What is required: Down to the final line, return the records unchanged.

Study material:

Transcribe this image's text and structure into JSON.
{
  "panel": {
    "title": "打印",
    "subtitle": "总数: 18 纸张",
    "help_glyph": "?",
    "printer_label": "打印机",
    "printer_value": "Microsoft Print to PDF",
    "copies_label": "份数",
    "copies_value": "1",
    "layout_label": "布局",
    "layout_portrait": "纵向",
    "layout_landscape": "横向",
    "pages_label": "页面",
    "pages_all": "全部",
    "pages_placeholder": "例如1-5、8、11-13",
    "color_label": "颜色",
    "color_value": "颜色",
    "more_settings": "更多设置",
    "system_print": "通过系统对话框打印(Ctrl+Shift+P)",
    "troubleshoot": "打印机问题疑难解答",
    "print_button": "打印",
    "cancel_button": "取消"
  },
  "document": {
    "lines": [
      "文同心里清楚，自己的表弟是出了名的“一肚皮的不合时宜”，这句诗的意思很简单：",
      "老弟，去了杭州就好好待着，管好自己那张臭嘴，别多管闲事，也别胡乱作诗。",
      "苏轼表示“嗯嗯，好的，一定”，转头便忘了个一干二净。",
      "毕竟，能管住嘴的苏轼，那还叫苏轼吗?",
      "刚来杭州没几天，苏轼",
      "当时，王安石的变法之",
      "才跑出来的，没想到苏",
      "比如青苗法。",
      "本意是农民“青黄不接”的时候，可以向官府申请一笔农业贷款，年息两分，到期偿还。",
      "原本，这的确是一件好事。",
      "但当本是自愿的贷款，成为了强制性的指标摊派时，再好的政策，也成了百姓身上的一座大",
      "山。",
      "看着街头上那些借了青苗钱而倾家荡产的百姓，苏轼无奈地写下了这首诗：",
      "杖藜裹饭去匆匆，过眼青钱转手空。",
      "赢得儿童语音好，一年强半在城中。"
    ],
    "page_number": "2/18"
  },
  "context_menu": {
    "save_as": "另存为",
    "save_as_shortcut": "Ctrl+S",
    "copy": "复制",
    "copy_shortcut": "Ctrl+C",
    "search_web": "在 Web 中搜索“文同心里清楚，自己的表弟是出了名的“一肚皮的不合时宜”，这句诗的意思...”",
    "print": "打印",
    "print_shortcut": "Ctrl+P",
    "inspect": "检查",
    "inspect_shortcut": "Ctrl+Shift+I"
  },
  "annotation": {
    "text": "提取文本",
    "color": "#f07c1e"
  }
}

Your response:
Transcribe this image's text and structure into JSON.
{
  "panel": {
    "title": "打印",
    "subtitle": "总数: 18 纸张",
    "help_glyph": "?",
    "printer_label": "打印机",
    "printer_value": "Microsoft Print to PDF",
    "copies_label": "份数",
    "copies_value": "1",
    "layout_label": "布局",
    "layout_portrait": "纵向",
    "layout_landscape": "横向",
    "pages_label": "页面",
    "pages_all": "全部",
    "pages_placeholder": "例如1-5、8、11-13",
    "color_label": "颜色",
    "color_value": "颜色",
    "more_settings": "更多设置",
    "system_print": "通过系统对话框打印(Ctrl+Shift+P)",
    "troubleshoot": "打印机问题疑难解答",
    "print_button": "打印",
    "cancel_button": "取消"
  },
  "document": {
    "lines": [
      "文同心里清楚，自己的表弟是出了名的“一肚皮的不合时宜”，这句诗的意思很简单：",
      "老弟，去了杭州就好好待着，管好自己那张臭嘴，别多管闲事，也别胡乱作诗。",
      "苏轼表示“嗯嗯，好的，一定”，转头便忘了个一干二净。",
      "毕竟，能管住嘴的苏轼，那还叫苏轼吗?",
      "刚来杭州没几天，苏轼",
      "当时，王安石的变法之",
      "才跑出来的，没想到苏",
      "比如青苗法。",
      "本意是农民“青黄不接”的时候，可以向官府申请一笔农业贷款，年息两分，到期偿还。",
      "原本，这的确是一件好事。",
      "但当本是自愿的贷款，成为了强制性的指标摊派时，再好的政策，也成了百姓身上的一座大",
      "山。",
      "看着街头上那些借了青苗钱而倾家荡产的百姓，苏轼无奈地写下了这首诗：",
      "杖藜裹饭去匆匆，过眼青钱转手空。",
      "赢得儿童语音好，一年强半在城中。"
    ],
    "page_number": "2/18"
  },
  "context_menu": {
    "save_as": "另存为",
    "save_as_shortcut": "Ctrl+S",
    "copy": "复制",
    "copy_shortcut": "Ctrl+C",
    "search_web": "在 Web 中搜索“文同心里清楚，自己的表弟是出了名的“一肚皮的不合时宜”，这句诗的意思...”",
    "print": "打印",
    "print_shortcut": "Ctrl+P",
    "inspect": "检查",
    "inspect_shortcut": "Ctrl+Shift+I"
  },
  "annotation": {
    "text": "提取文本",
    "color": "#f07c1e"
  }
}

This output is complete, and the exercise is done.